Read more
Tuesday, January 24, 2017

Heritage expert Bruce Clark from built environment consultancy Nash Partnership highlights the problems DIY can cause for an old property and explains how to get the maximum value from a redecoration project

Read more
Friday, January 6, 2017

Heritage specialist Bruce Clark from built environment consultancy Nash Partnership tells us what to look for before buying or renovating an old property

Read more
Monday, December 5, 2016

Patsy Holdsworth believes she has found the perfect place to spend the festive season with friends and family

Read more
Friday, December 2, 2016

As the nights close in and the air begins to bite, people turn to their homes for comfort and warmth. Yet a home’s heating, thick curtains and draught excluders might count for nothing if the carpet is thin and worn, or if any hard floors are lacking in thick super soft or wool pile rugs.

Read more
Thursday, November 17, 2016

Wood burning stoves have soared in popularity over the last few years. It’s a sustainable, natural way to heat your home. Here are a few reasons why.

Read more

Newsletter Sign Up

Sign up to the following newsletters:

Sign up to receive our regular email newsletter

Topics of Interest

Food and Drink Directory
A+ Education

Subscribe or buy a mag today

subscription ad
Cotswold Life Application Link

Local Business Directory

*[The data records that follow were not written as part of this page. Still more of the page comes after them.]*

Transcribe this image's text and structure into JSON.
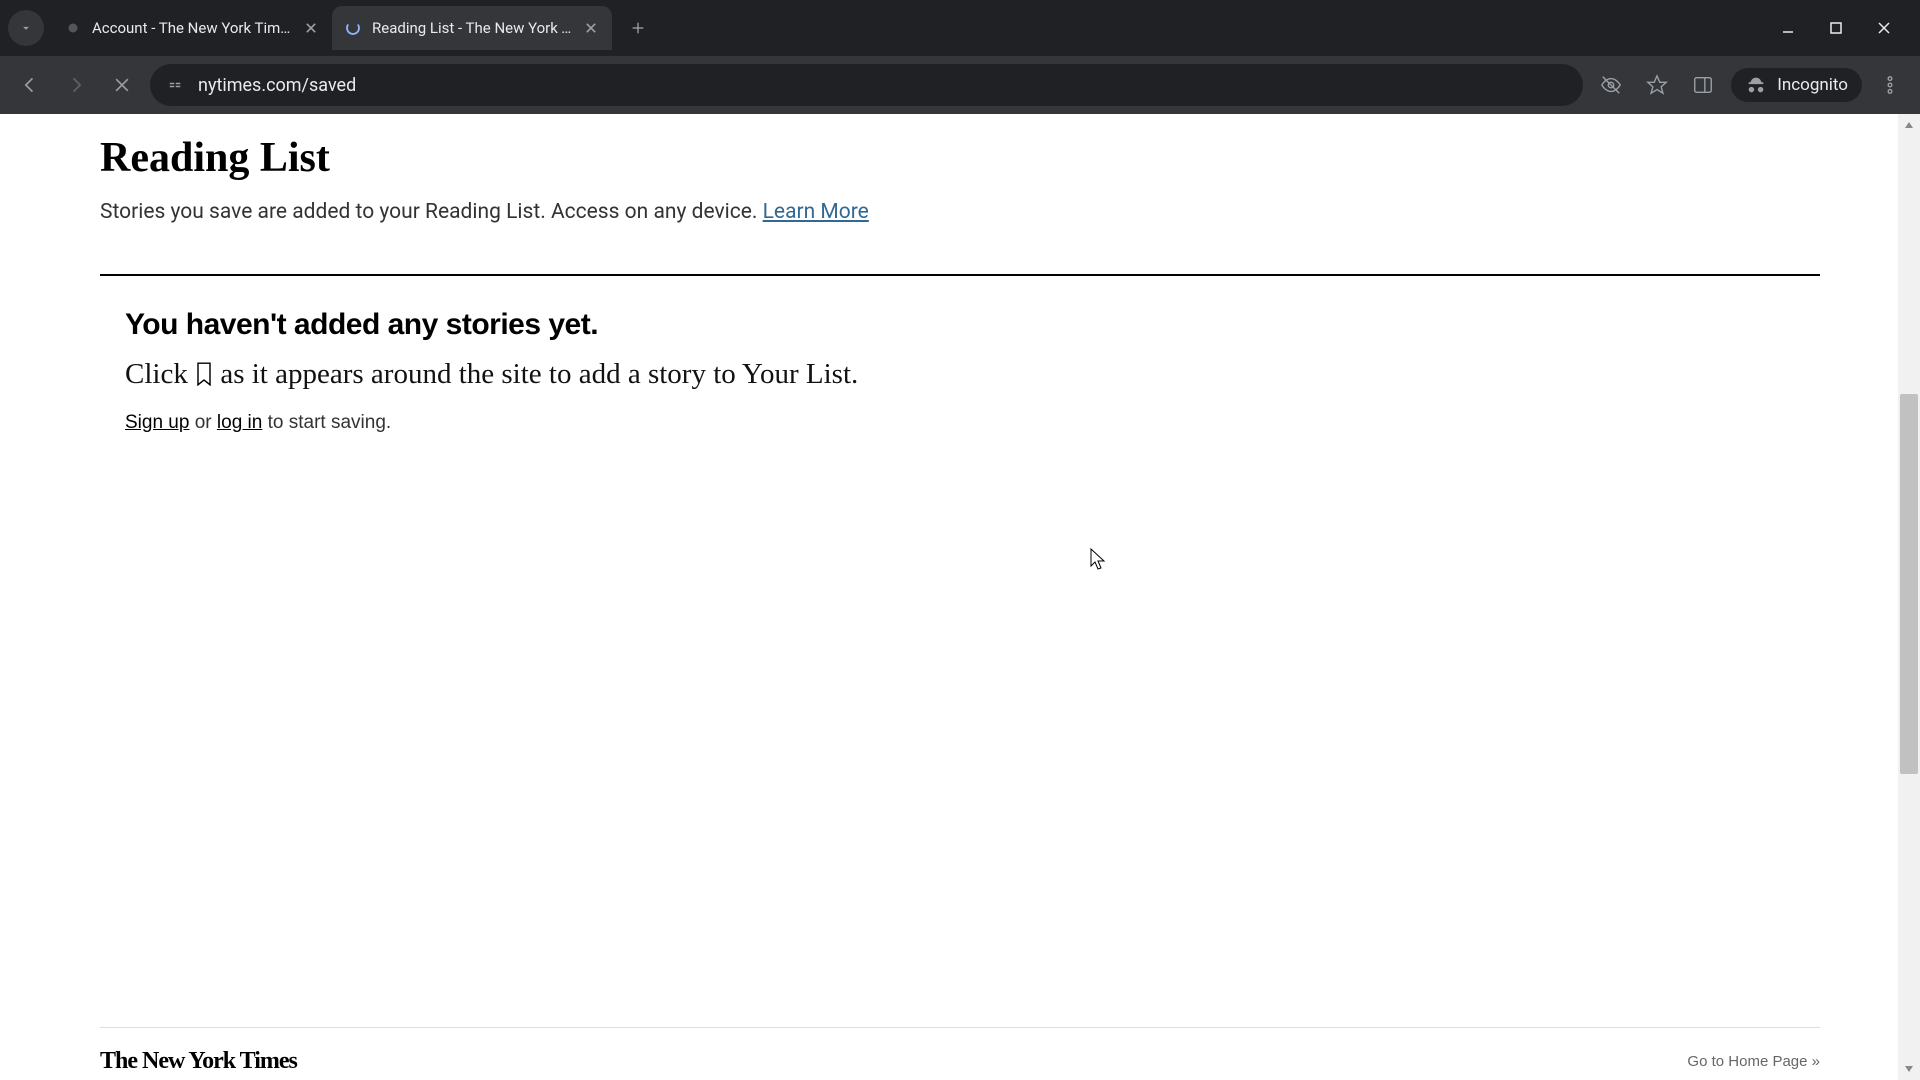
{
  "browser": {
    "tabs": [
      {
        "title": "Account - The New York Times",
        "active": false,
        "loading": false
      },
      {
        "title": "Reading List - The New York Times",
        "active": true,
        "loading": true
      }
    ],
    "url": "nytimes.com/saved",
    "incognito_label": "Incognito"
  },
  "page": {
    "title": "Reading List",
    "subtitle_prefix": "Stories you save are added to your Reading List. Access on any device. ",
    "learn_more": "Learn More",
    "empty_heading": "You haven't added any stories yet.",
    "empty_prefix": "Click ",
    "empty_suffix": " as it appears around the site to add a story to Your List.",
    "signup_label": "Sign up",
    "or_text": " or ",
    "login_label": "log in",
    "signin_suffix": " to start saving.",
    "footer_logo": "The New York Times",
    "footer_link": "Go to Home Page »"
  }
}
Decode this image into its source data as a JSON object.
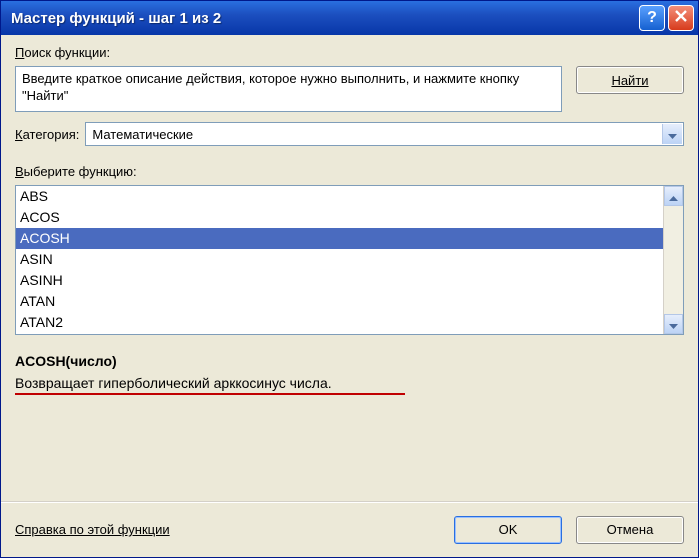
{
  "title": "Мастер функций - шаг 1 из 2",
  "search": {
    "label": "Поиск функции:",
    "value": "Введите краткое описание действия, которое нужно выполнить, и нажмите кнопку \"Найти\"",
    "find_label": "Найти"
  },
  "category": {
    "label": "Категория:",
    "selected": "Математические"
  },
  "select_label": "Выберите функцию:",
  "functions": [
    "ABS",
    "ACOS",
    "ACOSH",
    "ASIN",
    "ASINH",
    "ATAN",
    "ATAN2"
  ],
  "selected_function_index": 2,
  "detail": {
    "signature": "ACOSH(число)",
    "description": "Возвращает гиперболический арккосинус числа."
  },
  "footer": {
    "help": "Справка по этой функции",
    "ok": "OK",
    "cancel": "Отмена"
  }
}
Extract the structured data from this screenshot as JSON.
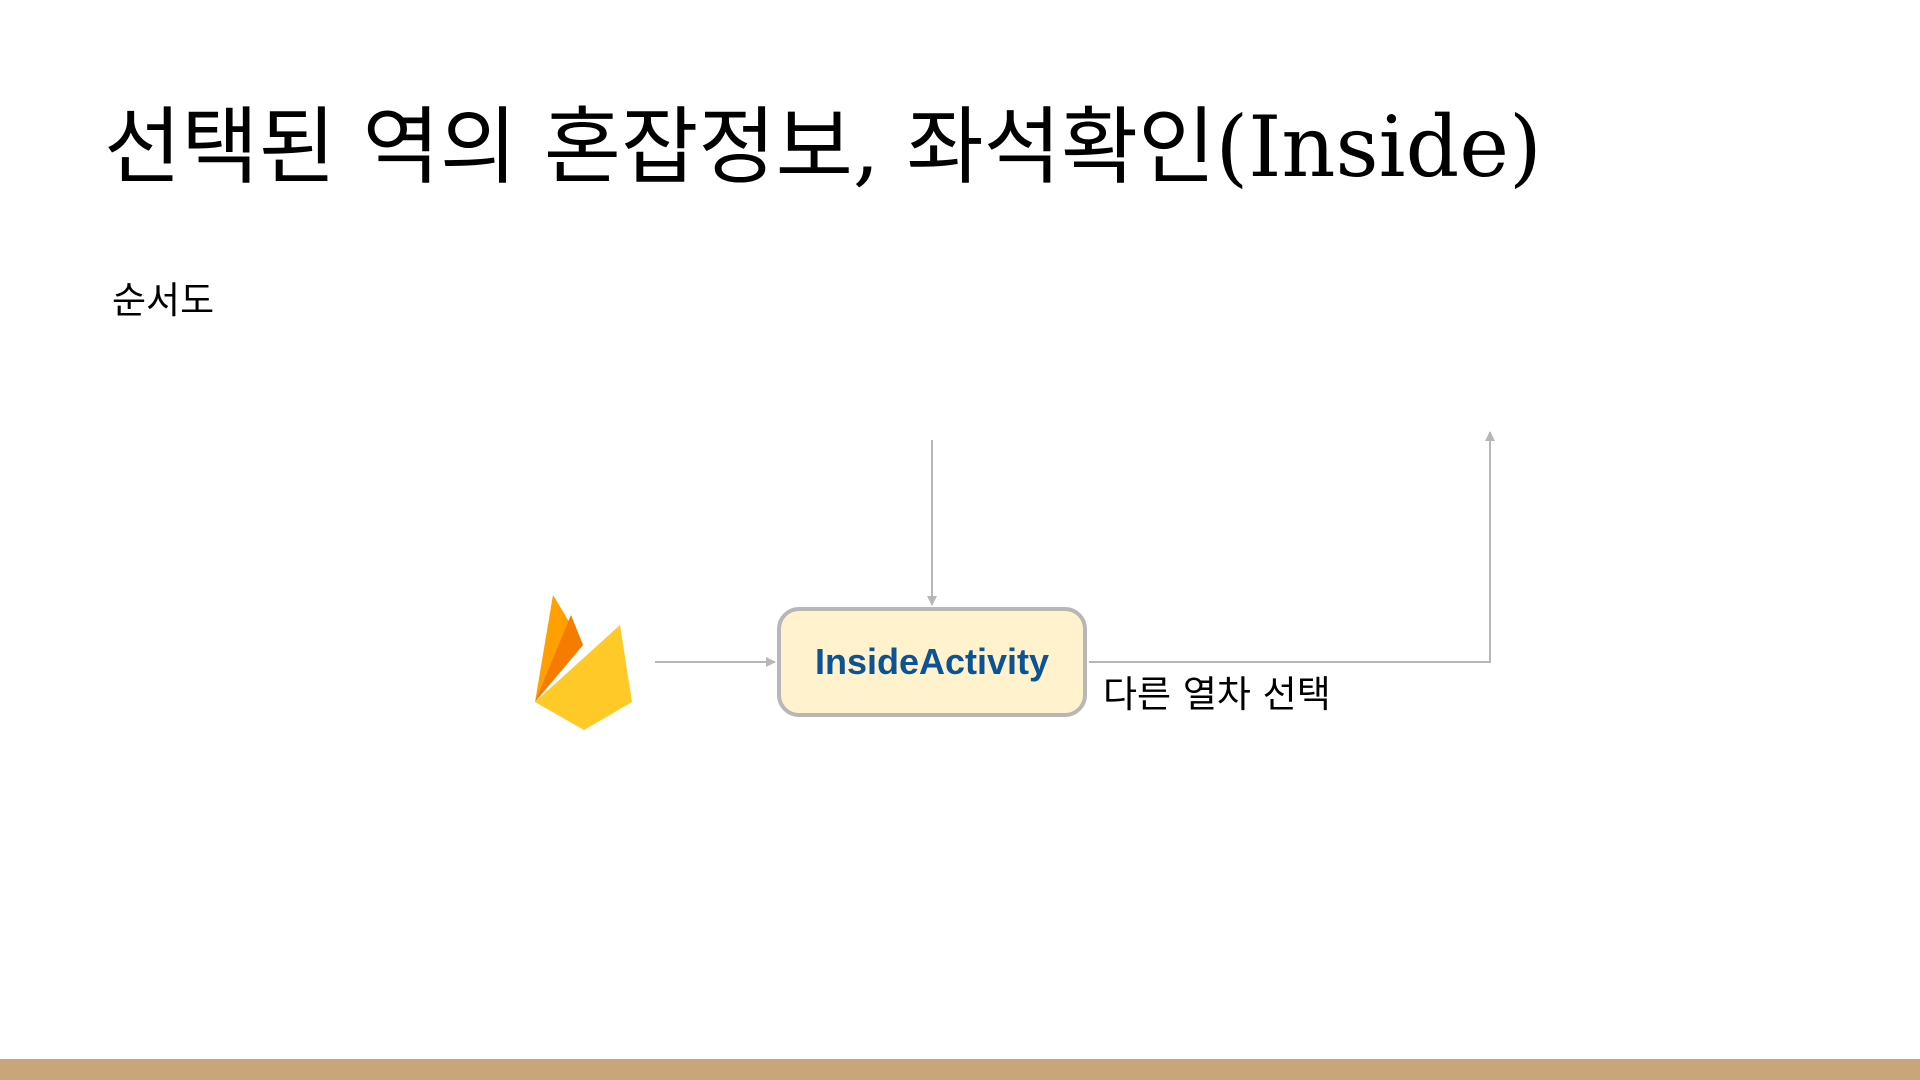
{
  "slide": {
    "title": "선택된 역의 혼잡정보, 좌석확인(Inside)",
    "subtitle": "순서도"
  },
  "diagram": {
    "source_icon": "firebase-icon",
    "activity_label": "InsideActivity",
    "edge_label": "다른 열차 선택"
  },
  "colors": {
    "box_fill": "#fff2cc",
    "box_border": "#b7b7b7",
    "box_text": "#0b5394",
    "arrow": "#b7b7b7",
    "footer": "#c8a67a",
    "flame_yellow": "#ffca28",
    "flame_orange": "#ffa000",
    "flame_dark": "#f57c00"
  }
}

Cotswold's trusted business finder

Job search in your local area

Search For a Car In Your Area

Property Search